It was then assigned to 1 Wing (Kanaf 1) at Ramat David and then to 107 Squadron (Lion’s Head Squadron – then a fighter Operational Training Unit operating from Ramat David) in April and May 1953 and then again between December 1953 and January 1954.

On the 6th of October 1953, it was a part of 14-plane formation of Spitfire’s that took part in annual winter manoeuvres. The pilot on the day was Samual Bavly

March 1954 - Operation 'Orez' (“Rice”) - the Israeli Air Force agrees to sell Burma 30 Spitfires, and train Burmese pilots and technicians in Israel.

The Spitfires were overhauled by BEDEK (forerunner to Bedek Aviation Group Division of Israeli Aircraft Industries) in Israel before sale to the Burmese Air Force and delivery between October 1954 and May 1955.

PV270 was inspected and selected by the Burmese in April 1954. At the time it was recorded as having 644 flying hours since manufacture at Castle Bromwich and 144 hours since overhaul in Italy by Aer Macchi in May 1952.

On June 18, 1954, it was allocated to Operation “Phoenix”. A revised order was issued on June 29,1954 to transfer PV270 to Bedek on July 1, 1954 for Operation “Orez”, the preparation of the Spitfires for Burma.

It was flown by S. B. Feldman on the delivery flight to Bedek at Lydda on July 1, 1954. Then overhauled to zero hours by Bedek (Operation Orez B, utilizing 9,239 man hours)

The Burmese identity of UB424 allocated and ferried by Gardner starting June 29, 1955.

The first batch of seven Spitfires delivered went via a Mediterranean island where they were ferried by an independent ferry company using mainly British pilots and marked in full Burmese livery. PV270 would probably have been in this first batch ferried this way, based on assumed sequential serial deliveries.
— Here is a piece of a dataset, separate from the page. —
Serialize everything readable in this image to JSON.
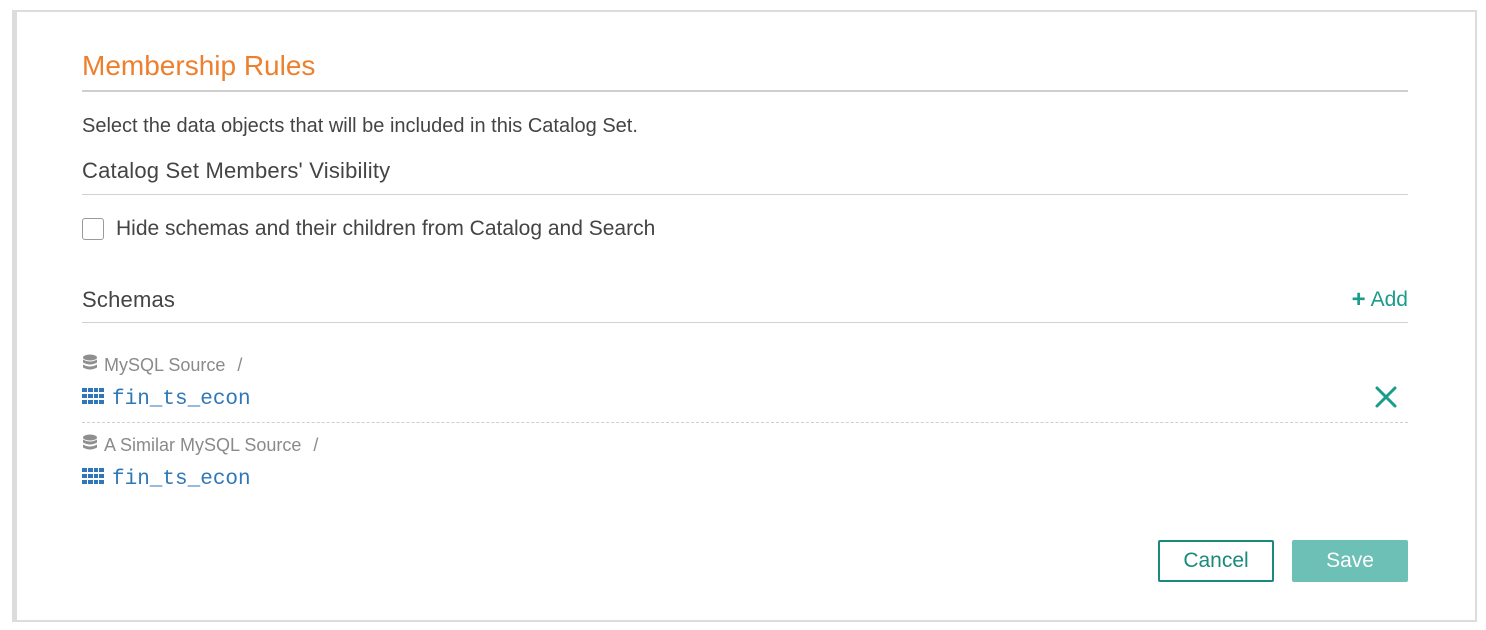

When the sale was publicised, this route was effectively “shut down”. Because of the urgent Burmese need for the aircraft, the majority of the Spitfires were then ferried direct from Lydda in Israel. They were fitted with long-range tanks and left in groups of four every week. Their route was the Turkish Airfield of Digarbekir, Persia (Iran), India, Pakistan and then to Rangoon. The Spitfires were immediately assigned to action on the north eastern Burmese border.

The Burmese logbook shows PV 270’s first flight (acceptance check) in Burmese service 3 March 1955, obviously in Israel by the date.  Full service history details in Burma are not known other than the logbook shows a total of 338 hours with a number of combat periods away from its home base. 

Known to have been used operationally against Kuomintang guerrillas on the North Eastern Burma/China border and probably in actions against other ethnic insurgent groups in border actions. The log book records a repair of a bullet hole in the port aileron on 9 December 1955 after a week’s operations at a forward base

After a final flight on 12 January 1956, the aircraft went into storage. It then spent many years as a gate guardian at Hmwabi Air Force base (north of Yangon) in Burma, with the incorrect marking of UB425, before being moved to Mingadalon Air Force base in 1995 as part of the establishment of the Burma Air Force Museum.

PV270 will be restored in the colour scheme of Alan Deere’s personal Mk 9 Spitfire when he was Wing Leader at Biggin Hill     

Acknowledgements for research assistance from: Peter R Arnold (England), Gregory Alegi (Italy), Alex Yoffe (USA), Tsahi Ben-Ami and Myasnikov Avi (Israel).